• **REQUIRED WORK**
With the pictures left out, output the records below exactly.

==*==

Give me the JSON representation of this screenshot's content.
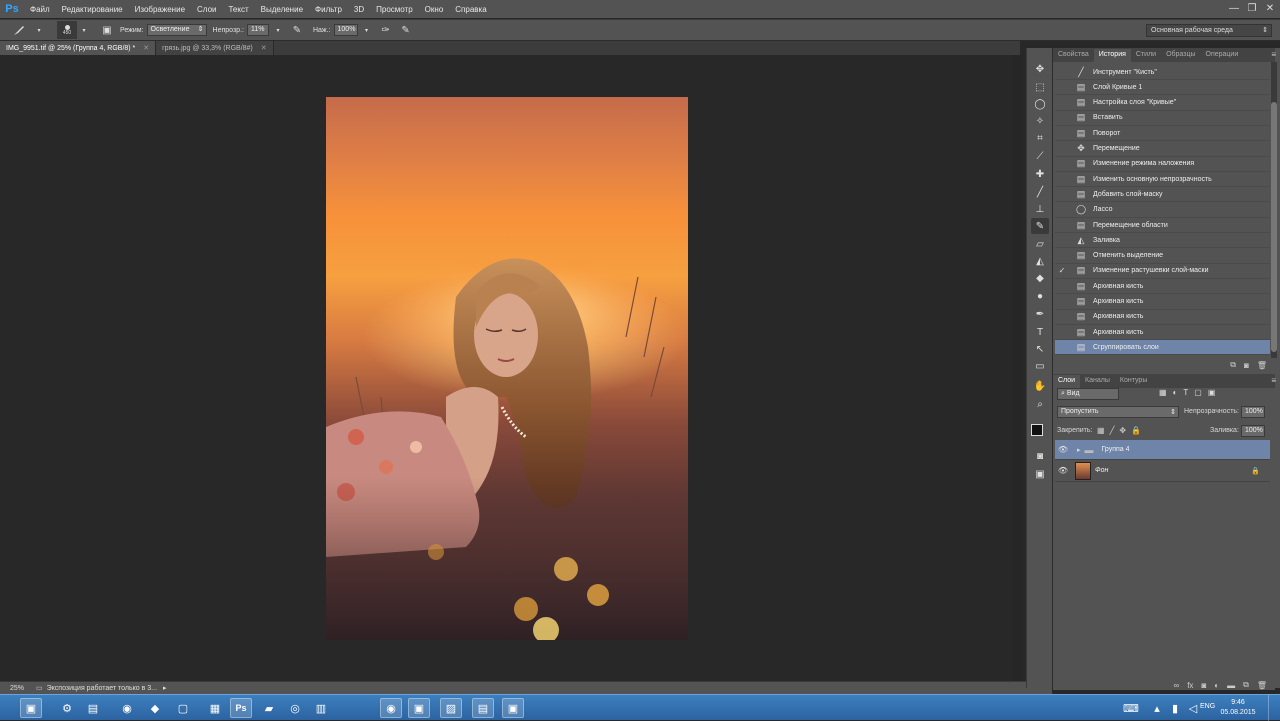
{
  "app": {
    "logo": "Ps",
    "menu": [
      "Файл",
      "Редактирование",
      "Изображение",
      "Слои",
      "Текст",
      "Выделение",
      "Фильтр",
      "3D",
      "Просмотр",
      "Окно",
      "Справка"
    ],
    "window_controls": [
      "—",
      "❐",
      "✕"
    ]
  },
  "options_bar": {
    "brush_size": "450",
    "mode_label": "Режим:",
    "mode_value": "Осветление",
    "opacity_label": "Непрозр.:",
    "opacity_value": "11%",
    "pressure_label": "Наж.:",
    "pressure_value": "100%",
    "workspace": "Основная рабочая среда"
  },
  "doc_tabs": [
    {
      "label": "IMG_9951.tif @ 25% (Группа 4, RGB/8) *",
      "active": true
    },
    {
      "label": "грязь.jpg @ 33,3% (RGB/8#)",
      "active": false
    }
  ],
  "status": {
    "zoom": "25%",
    "text": "Экспозиция работает только в 3..."
  },
  "history_panel": {
    "tabs": [
      "Свойства",
      "История",
      "Стили",
      "Образцы",
      "Операции"
    ],
    "active_tab": "История",
    "items": [
      {
        "icon": "brush-icon",
        "glyph": "╱",
        "label": "Инструмент \"Кисть\"",
        "checked": false
      },
      {
        "icon": "doc-icon",
        "glyph": "▤",
        "label": "Слой Кривые 1",
        "checked": false
      },
      {
        "icon": "doc-icon",
        "glyph": "▤",
        "label": "Настройка слоя \"Кривые\"",
        "checked": false
      },
      {
        "icon": "doc-icon",
        "glyph": "▤",
        "label": "Вставить",
        "checked": false
      },
      {
        "icon": "doc-icon",
        "glyph": "▤",
        "label": "Поворот",
        "checked": false
      },
      {
        "icon": "move-icon",
        "glyph": "✥",
        "label": "Перемещение",
        "checked": false
      },
      {
        "icon": "doc-icon",
        "glyph": "▤",
        "label": "Изменение режима наложения",
        "checked": false
      },
      {
        "icon": "doc-icon",
        "glyph": "▤",
        "label": "Изменить основную непрозрачность",
        "checked": false
      },
      {
        "icon": "doc-icon",
        "glyph": "▤",
        "label": "Добавить слой-маску",
        "checked": false
      },
      {
        "icon": "lasso-icon",
        "glyph": "◯",
        "label": "Лассо",
        "checked": false
      },
      {
        "icon": "doc-icon",
        "glyph": "▤",
        "label": "Перемещение области",
        "checked": false
      },
      {
        "icon": "bucket-icon",
        "glyph": "◭",
        "label": "Заливка",
        "checked": false
      },
      {
        "icon": "doc-icon",
        "glyph": "▤",
        "label": "Отменить выделение",
        "checked": false
      },
      {
        "icon": "doc-icon",
        "glyph": "▤",
        "label": "Изменение растушевки слой-маски",
        "checked": true
      },
      {
        "icon": "doc-icon",
        "glyph": "▤",
        "label": "Архивная кисть",
        "checked": false
      },
      {
        "icon": "doc-icon",
        "glyph": "▤",
        "label": "Архивная кисть",
        "checked": false
      },
      {
        "icon": "doc-icon",
        "glyph": "▤",
        "label": "Архивная кисть",
        "checked": false
      },
      {
        "icon": "doc-icon",
        "glyph": "▤",
        "label": "Архивная кисть",
        "checked": false
      },
      {
        "icon": "doc-icon",
        "glyph": "▤",
        "label": "Сгруппировать слои",
        "checked": false,
        "selected": true
      }
    ]
  },
  "layers_panel": {
    "tabs": [
      "Слои",
      "Каналы",
      "Контуры"
    ],
    "active_tab": "Слои",
    "filter_label": "Вид",
    "blend_mode": "Пропустить",
    "opacity_label": "Непрозрачность:",
    "opacity_value": "100%",
    "lock_label": "Закрепить:",
    "fill_label": "Заливка:",
    "fill_value": "100%",
    "layers": [
      {
        "name": "Группа 4",
        "type": "group",
        "selected": true
      },
      {
        "name": "Фон",
        "type": "background",
        "selected": false,
        "locked": true
      }
    ]
  },
  "taskbar": {
    "lang": "ENG",
    "time": "9:46",
    "date": "05.08.2015"
  },
  "colors": {
    "ui_dark": "#535353",
    "selection": "#6e84a8",
    "taskbar": "#2c63a0"
  }
}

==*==

• **YOUR RESPONSE**
Give me the JSON representation of this screenshot's content.
{
  "app": {
    "logo": "Ps",
    "menu": [
      "Файл",
      "Редактирование",
      "Изображение",
      "Слои",
      "Текст",
      "Выделение",
      "Фильтр",
      "3D",
      "Просмотр",
      "Окно",
      "Справка"
    ],
    "window_controls": [
      "—",
      "❐",
      "✕"
    ]
  },
  "options_bar": {
    "brush_size": "450",
    "mode_label": "Режим:",
    "mode_value": "Осветление",
    "opacity_label": "Непрозр.:",
    "opacity_value": "11%",
    "pressure_label": "Наж.:",
    "pressure_value": "100%",
    "workspace": "Основная рабочая среда"
  },
  "doc_tabs": [
    {
      "label": "IMG_9951.tif @ 25% (Группа 4, RGB/8) *",
      "active": true
    },
    {
      "label": "грязь.jpg @ 33,3% (RGB/8#)",
      "active": false
    }
  ],
  "status": {
    "zoom": "25%",
    "text": "Экспозиция работает только в 3..."
  },
  "history_panel": {
    "tabs": [
      "Свойства",
      "История",
      "Стили",
      "Образцы",
      "Операции"
    ],
    "active_tab": "История",
    "items": [
      {
        "icon": "brush-icon",
        "glyph": "╱",
        "label": "Инструмент \"Кисть\"",
        "checked": false
      },
      {
        "icon": "doc-icon",
        "glyph": "▤",
        "label": "Слой Кривые 1",
        "checked": false
      },
      {
        "icon": "doc-icon",
        "glyph": "▤",
        "label": "Настройка слоя \"Кривые\"",
        "checked": false
      },
      {
        "icon": "doc-icon",
        "glyph": "▤",
        "label": "Вставить",
        "checked": false
      },
      {
        "icon": "doc-icon",
        "glyph": "▤",
        "label": "Поворот",
        "checked": false
      },
      {
        "icon": "move-icon",
        "glyph": "✥",
        "label": "Перемещение",
        "checked": false
      },
      {
        "icon": "doc-icon",
        "glyph": "▤",
        "label": "Изменение режима наложения",
        "checked": false
      },
      {
        "icon": "doc-icon",
        "glyph": "▤",
        "label": "Изменить основную непрозрачность",
        "checked": false
      },
      {
        "icon": "doc-icon",
        "glyph": "▤",
        "label": "Добавить слой-маску",
        "checked": false
      },
      {
        "icon": "lasso-icon",
        "glyph": "◯",
        "label": "Лассо",
        "checked": false
      },
      {
        "icon": "doc-icon",
        "glyph": "▤",
        "label": "Перемещение области",
        "checked": false
      },
      {
        "icon": "bucket-icon",
        "glyph": "◭",
        "label": "Заливка",
        "checked": false
      },
      {
        "icon": "doc-icon",
        "glyph": "▤",
        "label": "Отменить выделение",
        "checked": false
      },
      {
        "icon": "doc-icon",
        "glyph": "▤",
        "label": "Изменение растушевки слой-маски",
        "checked": true
      },
      {
        "icon": "doc-icon",
        "glyph": "▤",
        "label": "Архивная кисть",
        "checked": false
      },
      {
        "icon": "doc-icon",
        "glyph": "▤",
        "label": "Архивная кисть",
        "checked": false
      },
      {
        "icon": "doc-icon",
        "glyph": "▤",
        "label": "Архивная кисть",
        "checked": false
      },
      {
        "icon": "doc-icon",
        "glyph": "▤",
        "label": "Архивная кисть",
        "checked": false
      },
      {
        "icon": "doc-icon",
        "glyph": "▤",
        "label": "Сгруппировать слои",
        "checked": false,
        "selected": true
      }
    ]
  },
  "layers_panel": {
    "tabs": [
      "Слои",
      "Каналы",
      "Контуры"
    ],
    "active_tab": "Слои",
    "filter_label": "Вид",
    "blend_mode": "Пропустить",
    "opacity_label": "Непрозрачность:",
    "opacity_value": "100%",
    "lock_label": "Закрепить:",
    "fill_label": "Заливка:",
    "fill_value": "100%",
    "layers": [
      {
        "name": "Группа 4",
        "type": "group",
        "selected": true
      },
      {
        "name": "Фон",
        "type": "background",
        "selected": false,
        "locked": true
      }
    ]
  },
  "taskbar": {
    "lang": "ENG",
    "time": "9:46",
    "date": "05.08.2015"
  },
  "colors": {
    "ui_dark": "#535353",
    "selection": "#6e84a8",
    "taskbar": "#2c63a0"
  }
}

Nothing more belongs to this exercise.